▶ **Task to complete**
Print the line where "What's the underlying" occurs and every line that follows it in the data below, ending with the last line, precisely as written.
--- Dataset entries ---
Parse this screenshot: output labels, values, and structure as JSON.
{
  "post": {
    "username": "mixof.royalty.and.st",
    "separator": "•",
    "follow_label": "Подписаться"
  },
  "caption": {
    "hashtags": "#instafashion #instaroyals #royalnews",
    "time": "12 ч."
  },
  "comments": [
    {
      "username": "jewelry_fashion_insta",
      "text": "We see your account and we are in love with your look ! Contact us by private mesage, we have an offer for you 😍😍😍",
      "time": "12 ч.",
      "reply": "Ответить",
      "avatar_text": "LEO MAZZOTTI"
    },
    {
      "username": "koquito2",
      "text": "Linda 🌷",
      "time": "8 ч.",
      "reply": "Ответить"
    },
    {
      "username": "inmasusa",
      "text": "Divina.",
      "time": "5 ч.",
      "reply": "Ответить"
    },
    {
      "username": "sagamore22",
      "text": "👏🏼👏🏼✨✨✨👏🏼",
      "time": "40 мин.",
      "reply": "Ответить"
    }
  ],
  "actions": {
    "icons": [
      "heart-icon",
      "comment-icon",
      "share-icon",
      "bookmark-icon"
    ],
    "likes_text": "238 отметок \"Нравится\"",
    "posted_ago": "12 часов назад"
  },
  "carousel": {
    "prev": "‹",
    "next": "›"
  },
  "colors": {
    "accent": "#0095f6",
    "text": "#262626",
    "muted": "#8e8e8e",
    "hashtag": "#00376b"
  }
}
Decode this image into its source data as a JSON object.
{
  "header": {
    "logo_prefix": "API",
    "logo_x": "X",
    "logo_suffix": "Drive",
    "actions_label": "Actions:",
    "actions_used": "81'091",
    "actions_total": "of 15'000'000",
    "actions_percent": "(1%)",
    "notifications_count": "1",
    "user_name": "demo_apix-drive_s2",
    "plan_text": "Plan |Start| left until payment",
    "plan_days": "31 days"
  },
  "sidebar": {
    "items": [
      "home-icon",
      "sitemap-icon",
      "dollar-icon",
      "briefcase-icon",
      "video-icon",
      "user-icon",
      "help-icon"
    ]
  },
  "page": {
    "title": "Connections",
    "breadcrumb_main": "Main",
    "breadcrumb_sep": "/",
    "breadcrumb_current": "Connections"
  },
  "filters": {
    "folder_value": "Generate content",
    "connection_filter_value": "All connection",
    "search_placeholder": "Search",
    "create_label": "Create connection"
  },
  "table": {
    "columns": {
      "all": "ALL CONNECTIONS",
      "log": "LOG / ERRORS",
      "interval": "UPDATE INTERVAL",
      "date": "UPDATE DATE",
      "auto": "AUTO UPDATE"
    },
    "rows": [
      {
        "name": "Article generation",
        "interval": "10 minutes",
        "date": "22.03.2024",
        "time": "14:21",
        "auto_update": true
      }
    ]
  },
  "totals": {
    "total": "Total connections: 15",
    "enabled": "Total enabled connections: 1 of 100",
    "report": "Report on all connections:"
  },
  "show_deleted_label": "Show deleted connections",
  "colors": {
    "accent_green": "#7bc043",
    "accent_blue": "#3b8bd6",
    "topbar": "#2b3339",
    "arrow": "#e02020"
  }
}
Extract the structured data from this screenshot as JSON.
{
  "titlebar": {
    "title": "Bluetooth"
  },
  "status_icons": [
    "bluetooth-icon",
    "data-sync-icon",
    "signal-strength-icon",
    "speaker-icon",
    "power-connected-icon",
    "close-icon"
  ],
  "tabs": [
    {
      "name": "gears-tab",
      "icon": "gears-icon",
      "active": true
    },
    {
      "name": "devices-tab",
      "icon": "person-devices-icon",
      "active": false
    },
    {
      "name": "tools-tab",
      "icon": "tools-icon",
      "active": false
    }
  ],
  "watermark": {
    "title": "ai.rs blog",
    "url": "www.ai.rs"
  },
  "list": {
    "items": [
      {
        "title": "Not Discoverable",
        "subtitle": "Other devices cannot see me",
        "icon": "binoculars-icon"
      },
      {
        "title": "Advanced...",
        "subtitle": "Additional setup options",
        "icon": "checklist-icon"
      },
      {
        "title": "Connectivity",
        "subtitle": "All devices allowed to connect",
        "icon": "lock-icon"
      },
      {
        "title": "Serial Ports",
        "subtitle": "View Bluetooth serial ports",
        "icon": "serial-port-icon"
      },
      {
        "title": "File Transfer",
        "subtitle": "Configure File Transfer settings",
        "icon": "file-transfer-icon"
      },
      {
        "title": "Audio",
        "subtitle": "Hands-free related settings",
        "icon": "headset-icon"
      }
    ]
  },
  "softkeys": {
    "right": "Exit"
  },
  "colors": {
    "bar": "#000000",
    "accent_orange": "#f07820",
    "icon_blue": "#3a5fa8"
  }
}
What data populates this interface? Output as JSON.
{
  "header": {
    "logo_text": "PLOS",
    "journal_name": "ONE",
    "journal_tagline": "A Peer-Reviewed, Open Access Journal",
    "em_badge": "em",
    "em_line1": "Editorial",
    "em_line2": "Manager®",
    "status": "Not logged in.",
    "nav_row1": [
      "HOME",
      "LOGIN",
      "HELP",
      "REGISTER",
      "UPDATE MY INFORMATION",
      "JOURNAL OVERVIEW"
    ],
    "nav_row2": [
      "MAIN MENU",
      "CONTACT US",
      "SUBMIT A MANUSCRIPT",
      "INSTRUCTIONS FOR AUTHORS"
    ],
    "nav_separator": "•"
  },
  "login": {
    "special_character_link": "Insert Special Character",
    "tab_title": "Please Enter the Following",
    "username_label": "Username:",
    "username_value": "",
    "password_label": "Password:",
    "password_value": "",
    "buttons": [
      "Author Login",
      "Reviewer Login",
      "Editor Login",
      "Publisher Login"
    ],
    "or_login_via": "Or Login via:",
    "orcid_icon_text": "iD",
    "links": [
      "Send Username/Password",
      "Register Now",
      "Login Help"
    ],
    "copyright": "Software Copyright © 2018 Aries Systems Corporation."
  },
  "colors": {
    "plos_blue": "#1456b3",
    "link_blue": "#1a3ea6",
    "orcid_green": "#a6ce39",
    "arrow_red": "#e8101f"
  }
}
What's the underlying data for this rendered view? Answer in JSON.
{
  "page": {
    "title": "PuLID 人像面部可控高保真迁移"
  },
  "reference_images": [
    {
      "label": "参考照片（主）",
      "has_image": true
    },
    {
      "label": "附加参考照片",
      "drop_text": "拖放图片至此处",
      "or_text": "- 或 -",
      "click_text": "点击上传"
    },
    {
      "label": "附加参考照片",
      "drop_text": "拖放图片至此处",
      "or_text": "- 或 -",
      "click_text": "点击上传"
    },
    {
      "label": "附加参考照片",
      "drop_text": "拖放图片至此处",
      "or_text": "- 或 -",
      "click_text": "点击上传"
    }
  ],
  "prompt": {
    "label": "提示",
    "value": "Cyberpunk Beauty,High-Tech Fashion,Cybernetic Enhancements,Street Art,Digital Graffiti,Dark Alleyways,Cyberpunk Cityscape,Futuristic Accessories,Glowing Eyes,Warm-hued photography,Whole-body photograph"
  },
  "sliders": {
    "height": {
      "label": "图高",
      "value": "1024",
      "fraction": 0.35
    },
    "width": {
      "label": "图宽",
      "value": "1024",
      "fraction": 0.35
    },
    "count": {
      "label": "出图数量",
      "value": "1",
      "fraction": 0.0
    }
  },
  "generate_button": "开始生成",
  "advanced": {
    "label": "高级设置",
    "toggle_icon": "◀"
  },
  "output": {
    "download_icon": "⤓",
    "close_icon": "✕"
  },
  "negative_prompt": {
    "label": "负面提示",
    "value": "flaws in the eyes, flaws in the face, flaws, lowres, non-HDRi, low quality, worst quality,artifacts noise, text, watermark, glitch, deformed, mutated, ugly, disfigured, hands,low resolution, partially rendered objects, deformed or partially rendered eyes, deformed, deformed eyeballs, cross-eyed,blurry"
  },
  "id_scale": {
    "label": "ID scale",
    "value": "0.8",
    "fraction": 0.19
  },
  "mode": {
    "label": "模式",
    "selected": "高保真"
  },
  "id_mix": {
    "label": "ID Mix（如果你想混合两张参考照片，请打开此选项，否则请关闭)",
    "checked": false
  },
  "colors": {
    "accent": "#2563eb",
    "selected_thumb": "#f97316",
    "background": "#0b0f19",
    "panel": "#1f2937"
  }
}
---
▶ **Task solution**
What's the underlying data for this rendered view? Answer in JSON.
{
  "page": {
    "title": "PuLID 人像面部可控高保真迁移"
  },
  "reference_images": [
    {
      "label": "参考照片（主）",
      "has_image": true
    },
    {
      "label": "附加参考照片",
      "drop_text": "拖放图片至此处",
      "or_text": "- 或 -",
      "click_text": "点击上传"
    },
    {
      "label": "附加参考照片",
      "drop_text": "拖放图片至此处",
      "or_text": "- 或 -",
      "click_text": "点击上传"
    },
    {
      "label": "附加参考照片",
      "drop_text": "拖放图片至此处",
      "or_text": "- 或 -",
      "click_text": "点击上传"
    }
  ],
  "prompt": {
    "label": "提示",
    "value": "Cyberpunk Beauty,High-Tech Fashion,Cybernetic Enhancements,Street Art,Digital Graffiti,Dark Alleyways,Cyberpunk Cityscape,Futuristic Accessories,Glowing Eyes,Warm-hued photography,Whole-body photograph"
  },
  "sliders": {
    "height": {
      "label": "图高",
      "value": "1024",
      "fraction": 0.35
    },
    "width": {
      "label": "图宽",
      "value": "1024",
      "fraction": 0.35
    },
    "count": {
      "label": "出图数量",
      "value": "1",
      "fraction": 0.0
    }
  },
  "generate_button": "开始生成",
  "advanced": {
    "label": "高级设置",
    "toggle_icon": "◀"
  },
  "output": {
    "download_icon": "⤓",
    "close_icon": "✕"
  },
  "negative_prompt": {
    "label": "负面提示",
    "value": "flaws in the eyes, flaws in the face, flaws, lowres, non-HDRi, low quality, worst quality,artifacts noise, text, watermark, glitch, deformed, mutated, ugly, disfigured, hands,low resolution, partially rendered objects, deformed or partially rendered eyes, deformed, deformed eyeballs, cross-eyed,blurry"
  },
  "id_scale": {
    "label": "ID scale",
    "value": "0.8",
    "fraction": 0.19
  },
  "mode": {
    "label": "模式",
    "selected": "高保真"
  },
  "id_mix": {
    "label": "ID Mix（如果你想混合两张参考照片，请打开此选项，否则请关闭)",
    "checked": false
  },
  "colors": {
    "accent": "#2563eb",
    "selected_thumb": "#f97316",
    "background": "#0b0f19",
    "panel": "#1f2937"
  }
}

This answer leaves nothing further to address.